As the world celebrates Human Rights Day on 10 December, the United Democratic Movement (UDM) casts its eye on the effects of service delivery, or rather the lack thereof, on the people of South Africa, as well as the lag in infrastructure development and poor maintenance thereof. Not only does poor service delivery deprive people of their human rights, but their dignity too (and it is a constitutional violation to boot).

Almost three decades into our democracy and the majority of our people live in squalor in townships with the disparity between the leafy suburbs and the tin shacks and dusty streets is quite apparent. More potholes dot our roads, in some places, than there is road surface. Several rural communities share their water supply with animals or simply have no water at all.

Some children still must make use of the dangerous pit latrines at schools, and the Department of Education seems to be no closer eradicating this scourge. The country still has mud classrooms and in other instances, modern classrooms exist but are in bad condition. Not to mention that a large percentage of municipal residents do not have access to adequate sanitation facilities and in households within some formal areas, sanitation facilities do not meet the required standard due to crumbling infrastructure.

Our people are suffering due to the failures of the ruling party-led government. Corruption is at the order of the day, and this has a negative effect on service delivery as well. People complain about lazy officials and ineffective government departments, as well as inequality, and bad quality work from governmental contractors.

No wonder that we are in certain respects a disgruntled nation that feels as if the only way we can get the government to sit up and take notice of the service delivery issues in our communities, is to protest – and sometimes violently at that.

The demands of the ANC-led government for nigh on 30 years have been simple: water, adequate housing, sanitation, road repairs, and electricity. When South Africans are constitutionally entitled to have their basic needs met, is this too much to ask for?

The UDM believes it is not, and any responsible government would not place its party before itself, like the ANC has so unashamedly done.

The UDM believes an incumbent government must do more to promote increased efficiency and reduced wastage within the public service and to ensure improved service delivery (both essential and maintenance services) on the part of the public service that meets the basic needs of all South African citizens. In addition, it is critical to address the cancerous tumour of corruption, and not by applying ostrich politics as is the case at present.

Recognising that local government can play an immense role in service delivery, the UDM believes in the immediate implementation of a National Rescue Plan for Service Delivery and Development based on:
• Viable, sustainable and cost-effective service delivery.
• The immediate introduction of a three-year nationally driven programme to provide local government bureaucrats with capacity.
• Transforming local governments (government, civil society and business) into real agents for job creation and growth, as the underlying reason for unsustainability of current local governments is directly related to the inability of unemployed and poor people to pay for services.

The UDM wishes every South African well for tomorrow’s Human Rights Day celebration.

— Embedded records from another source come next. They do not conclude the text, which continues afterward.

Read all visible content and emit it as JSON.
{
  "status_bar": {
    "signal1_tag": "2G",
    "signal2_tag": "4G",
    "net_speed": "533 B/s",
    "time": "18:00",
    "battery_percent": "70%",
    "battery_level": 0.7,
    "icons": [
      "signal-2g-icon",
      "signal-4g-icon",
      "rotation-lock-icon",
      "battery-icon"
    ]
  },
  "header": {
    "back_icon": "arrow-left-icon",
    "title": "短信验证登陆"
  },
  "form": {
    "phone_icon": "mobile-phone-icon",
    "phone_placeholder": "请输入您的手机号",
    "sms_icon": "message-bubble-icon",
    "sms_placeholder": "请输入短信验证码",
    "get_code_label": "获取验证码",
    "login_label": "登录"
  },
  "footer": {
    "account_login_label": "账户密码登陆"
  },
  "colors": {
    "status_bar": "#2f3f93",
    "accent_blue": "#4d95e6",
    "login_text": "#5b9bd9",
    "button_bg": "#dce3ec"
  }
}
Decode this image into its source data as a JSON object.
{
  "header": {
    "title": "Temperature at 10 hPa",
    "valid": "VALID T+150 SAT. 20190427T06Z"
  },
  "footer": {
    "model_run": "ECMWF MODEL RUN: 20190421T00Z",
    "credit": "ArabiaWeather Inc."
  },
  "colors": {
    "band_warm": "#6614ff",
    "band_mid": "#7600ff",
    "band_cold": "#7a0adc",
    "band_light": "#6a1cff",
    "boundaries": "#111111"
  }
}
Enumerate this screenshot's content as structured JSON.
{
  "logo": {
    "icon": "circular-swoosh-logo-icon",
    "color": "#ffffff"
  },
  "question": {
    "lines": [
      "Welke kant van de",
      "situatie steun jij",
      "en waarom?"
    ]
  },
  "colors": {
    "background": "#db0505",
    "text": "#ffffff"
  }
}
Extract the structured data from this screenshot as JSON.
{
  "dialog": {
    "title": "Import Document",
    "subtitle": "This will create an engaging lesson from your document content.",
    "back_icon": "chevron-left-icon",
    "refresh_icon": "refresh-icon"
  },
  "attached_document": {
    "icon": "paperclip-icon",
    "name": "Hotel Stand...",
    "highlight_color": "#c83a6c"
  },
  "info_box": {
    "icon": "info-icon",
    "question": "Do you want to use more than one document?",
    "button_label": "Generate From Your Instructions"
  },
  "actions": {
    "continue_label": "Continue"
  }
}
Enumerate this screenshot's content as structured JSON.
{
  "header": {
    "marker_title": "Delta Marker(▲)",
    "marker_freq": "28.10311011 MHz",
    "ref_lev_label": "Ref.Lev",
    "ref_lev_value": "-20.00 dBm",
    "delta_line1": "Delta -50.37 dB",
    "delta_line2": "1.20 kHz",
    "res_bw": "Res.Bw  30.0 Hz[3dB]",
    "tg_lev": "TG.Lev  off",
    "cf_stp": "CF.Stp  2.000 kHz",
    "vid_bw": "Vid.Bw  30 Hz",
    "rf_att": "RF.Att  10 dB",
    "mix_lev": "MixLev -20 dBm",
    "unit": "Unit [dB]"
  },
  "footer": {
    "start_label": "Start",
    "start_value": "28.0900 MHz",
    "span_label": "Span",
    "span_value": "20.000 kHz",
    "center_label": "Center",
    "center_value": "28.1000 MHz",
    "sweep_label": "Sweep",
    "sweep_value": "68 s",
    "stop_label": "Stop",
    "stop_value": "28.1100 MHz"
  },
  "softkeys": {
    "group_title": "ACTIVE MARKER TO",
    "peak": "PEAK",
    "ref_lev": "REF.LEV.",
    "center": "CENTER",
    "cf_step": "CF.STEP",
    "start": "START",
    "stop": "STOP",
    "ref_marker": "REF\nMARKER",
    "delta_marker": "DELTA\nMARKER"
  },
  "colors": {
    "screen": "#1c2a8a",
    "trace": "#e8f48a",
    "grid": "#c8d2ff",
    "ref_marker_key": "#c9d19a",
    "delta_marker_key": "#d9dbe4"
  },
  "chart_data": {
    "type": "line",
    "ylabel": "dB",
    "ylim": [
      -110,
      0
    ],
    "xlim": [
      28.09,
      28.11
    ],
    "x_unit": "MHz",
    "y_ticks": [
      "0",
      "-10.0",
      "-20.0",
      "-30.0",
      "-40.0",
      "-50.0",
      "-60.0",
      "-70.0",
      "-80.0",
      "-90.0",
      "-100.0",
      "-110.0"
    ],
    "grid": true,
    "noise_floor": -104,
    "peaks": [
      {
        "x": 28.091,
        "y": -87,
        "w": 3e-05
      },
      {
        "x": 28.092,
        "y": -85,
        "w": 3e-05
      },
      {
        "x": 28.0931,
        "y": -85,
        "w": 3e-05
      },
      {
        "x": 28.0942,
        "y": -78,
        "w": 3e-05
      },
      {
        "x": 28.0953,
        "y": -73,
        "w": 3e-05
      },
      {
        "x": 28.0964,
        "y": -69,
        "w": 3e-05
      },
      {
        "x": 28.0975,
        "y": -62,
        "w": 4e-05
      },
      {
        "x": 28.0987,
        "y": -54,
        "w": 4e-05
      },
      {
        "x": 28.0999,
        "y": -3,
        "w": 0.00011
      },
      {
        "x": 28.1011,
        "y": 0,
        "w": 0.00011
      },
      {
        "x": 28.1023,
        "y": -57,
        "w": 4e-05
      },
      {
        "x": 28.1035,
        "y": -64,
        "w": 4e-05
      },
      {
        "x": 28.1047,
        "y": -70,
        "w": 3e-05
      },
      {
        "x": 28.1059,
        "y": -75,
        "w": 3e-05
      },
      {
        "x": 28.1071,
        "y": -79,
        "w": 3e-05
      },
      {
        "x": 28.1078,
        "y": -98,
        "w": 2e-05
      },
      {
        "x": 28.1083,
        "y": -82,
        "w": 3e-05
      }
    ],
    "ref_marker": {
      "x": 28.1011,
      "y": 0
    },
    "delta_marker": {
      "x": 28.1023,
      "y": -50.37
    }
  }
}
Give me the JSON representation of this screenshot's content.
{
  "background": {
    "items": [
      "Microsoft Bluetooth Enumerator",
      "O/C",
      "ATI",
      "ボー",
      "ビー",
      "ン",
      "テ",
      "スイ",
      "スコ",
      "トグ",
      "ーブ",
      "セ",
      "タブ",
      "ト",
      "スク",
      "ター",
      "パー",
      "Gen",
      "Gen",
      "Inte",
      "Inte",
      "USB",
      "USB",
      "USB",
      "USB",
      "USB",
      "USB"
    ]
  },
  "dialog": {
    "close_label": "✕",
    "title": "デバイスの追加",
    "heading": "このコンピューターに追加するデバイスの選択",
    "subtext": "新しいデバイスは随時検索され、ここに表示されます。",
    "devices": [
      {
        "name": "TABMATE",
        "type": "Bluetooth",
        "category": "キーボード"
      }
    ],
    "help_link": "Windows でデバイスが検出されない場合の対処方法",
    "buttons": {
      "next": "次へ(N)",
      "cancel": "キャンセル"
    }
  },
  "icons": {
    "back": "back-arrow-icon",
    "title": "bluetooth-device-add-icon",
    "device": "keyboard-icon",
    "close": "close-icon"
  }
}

Let us stand together in these coming months, as there is strength in unity, to go the forthcoming National and Provincial Elections to affect some changes to the political landscape in South Africa for the betterment of service delivery in this country.

Issued by:
UDM National Office
Mr Yongama